Review by Gillian Daniels
(Boston, MA) So, okay, say you know this girl, right? More of a “broad,” maybe—flirts with the boys but won’t take shit from them, never lies to appease some dude’s ego, takes lovers and throws them away with ease. Say she gets in a tough situation—but it’s hard to say what’s tough for her, really, she’s not from a great background. But she’s in this situation, right? And it’s either go to prison or go home at the end of a long work day at the cigarette factory. So she flirts some with the poor, idiot small town officer that has her captive. Naïve guy, sweet enough.
He lets her go and, boom, he gets two months in prison for it. She’s a no-regrets-kind-of gal and continues partying. But, see, after prison, he goes to her and demands to know why she hasn’t visited him. She apologizes and offers to sleep with him, which makes them cool in her accounting of thing, but he tells her it’s not enough. They have something special, he says. She can’t be interested in some other guy, he tells her. Who is this guy, he demands? Who does he think he is and who does she think she is, doing as she likes? She owes him, he insists. He can’t leave now, he decides, and neither can she.
In popular culture, one doesn’t normally think of the opera Carmen as a domestic violence tragedy. Its popular reputation is of a g*psy temptress, Carmen (Jennifer Johnson Cano), who romances a soldier, Don José (Roger Honeywell) away from his pious, mother-approved fiancée, Micaëla (Chelsea Basler).
But the tragedy is not purely Don José‘s fall from grace but how Carmen is embroiled in that downfall. This isn’t a woman tempting men to tragedy but a tragedy of a woman who can’t escape the abuses of men.
The score is as forceful as the libretto is heartbreaking. The individual performances of the characters are fantastic. Lillas Pastia (Yusef Lambert) is delightfully charming and slimy and Zuniga (Liam Moran) is, much like the rest of the cast, having a great time when the plot isn’t barreling toward bad boyfriend tragedy.
Carmen, of course, shines as a sexy wild child who is willing to play hard with the boys. The production underscores that she is in a man’s world: the opening scene is a soldier’s camp with a single flag pole standing at attention in front of the soldiers. These same soldiers chase after and intimidate Micaëla and later chase a half naked woman up the same flag pole. This is a world of machismo with violent and flippant regard toward the autonomy of women.
After intermission, the main set piece is a giant bull in a field. Beneath it, a man strips off his clothes in the half darkness and dances, fully naked and aware of his power as a man. This bit ends, unexplained, just a further piece of the world that’s been realized on stage.

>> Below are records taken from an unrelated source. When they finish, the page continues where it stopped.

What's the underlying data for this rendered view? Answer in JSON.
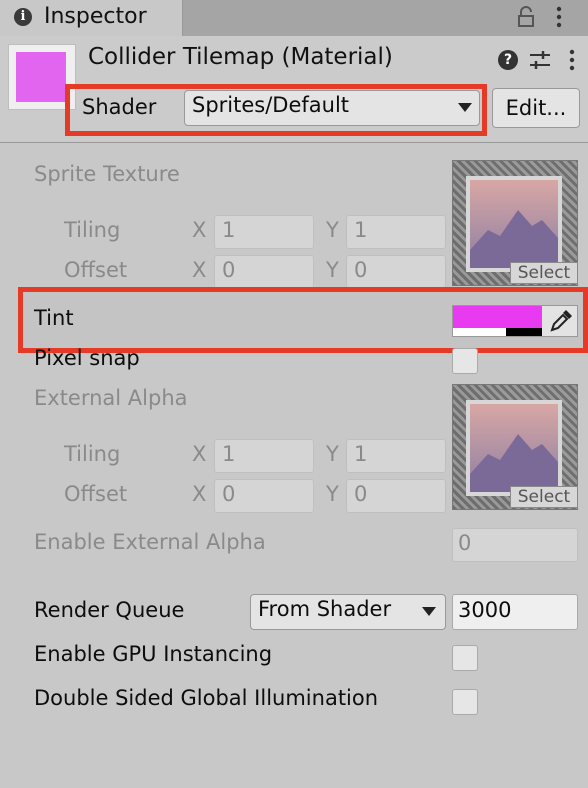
{
  "tab": {
    "title": "Inspector",
    "icon": "info-icon"
  },
  "header": {
    "title": "Collider Tilemap (Material)",
    "swatch_color": "#e165ee",
    "shader_label": "Shader",
    "shader_value": "Sprites/Default",
    "edit_label": "Edit..."
  },
  "properties": {
    "sprite_texture": {
      "label": "Sprite Texture",
      "tiling_label": "Tiling",
      "offset_label": "Offset",
      "x": "X",
      "y": "Y",
      "tiling_x": "1",
      "tiling_y": "1",
      "offset_x": "0",
      "offset_y": "0",
      "select_label": "Select"
    },
    "tint": {
      "label": "Tint",
      "color": "#e83af0",
      "alpha": 0.6
    },
    "pixel_snap": {
      "label": "Pixel snap",
      "checked": false
    },
    "external_alpha": {
      "label": "External Alpha",
      "tiling_label": "Tiling",
      "offset_label": "Offset",
      "x": "X",
      "y": "Y",
      "tiling_x": "1",
      "tiling_y": "1",
      "offset_x": "0",
      "offset_y": "0",
      "select_label": "Select"
    },
    "enable_external_alpha": {
      "label": "Enable External Alpha",
      "value": "0"
    },
    "render_queue": {
      "label": "Render Queue",
      "mode": "From Shader",
      "value": "3000"
    },
    "gpu_instancing": {
      "label": "Enable GPU Instancing",
      "checked": false
    },
    "double_sided_gi": {
      "label": "Double Sided Global Illumination",
      "checked": false
    }
  },
  "highlight_color": "#e53a26"
}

Carmen, being fearless, plays along to the best of her abilities. She strips off a soldier’s shirt to write her name on his chest in lipstick. She jumps on the hood of a car to dance after a wild night out with Frasquita (the hilarious Kathryn Skemp Moran), Mercédès (a wonderful performance from Heather Gallagher), and their male companions. If the world is hostile to them, they will do as they please, but Carmen can’t save herself from the toxic masculinity of the culture and Don José’s jealousy.
This world is listed as contemporary Cueta, a Spanish city in North Africa. It has gold chain mafia thugs, bored factory women who take pleasant cigarette breaks, and a worship of toreadors, specifically the well-off Escamillo (the irresistible Michael Mayes). The anachronistic “g*psy” is used during the show but seems to just be a description of the never-do-well types that sit on the edges of town.
Calixto Beito’s production has been influenced by gangster films. Quentin Tarantino and Martin Scorsese’s brass knuckled realism is on display and Carmen—tied up, held at knife point, and slapped at various points of the show—feels the brunt of it. It could be feminist commentary or it could be an aesthetic choice, but it feels eerily real and distressing.
The set pieces are minimal, which makes the opening scenes colorless with all the men in uniform. I disliked the direction intensely until we see a young girl, played by Lily Waters, striking out on stage by herself to perform a dance for her doll. Every character after that feels more brightly dressed and, suddenly, more colorfully drawn. Though this girl is revealed to be the daughter of Mercédès, she also seems to be a sort of insight into Carmen’s background. She’s a girl born into a poverty and violence with no real opportunities but a desire to have fun. But here, even just that desire needs to be punished.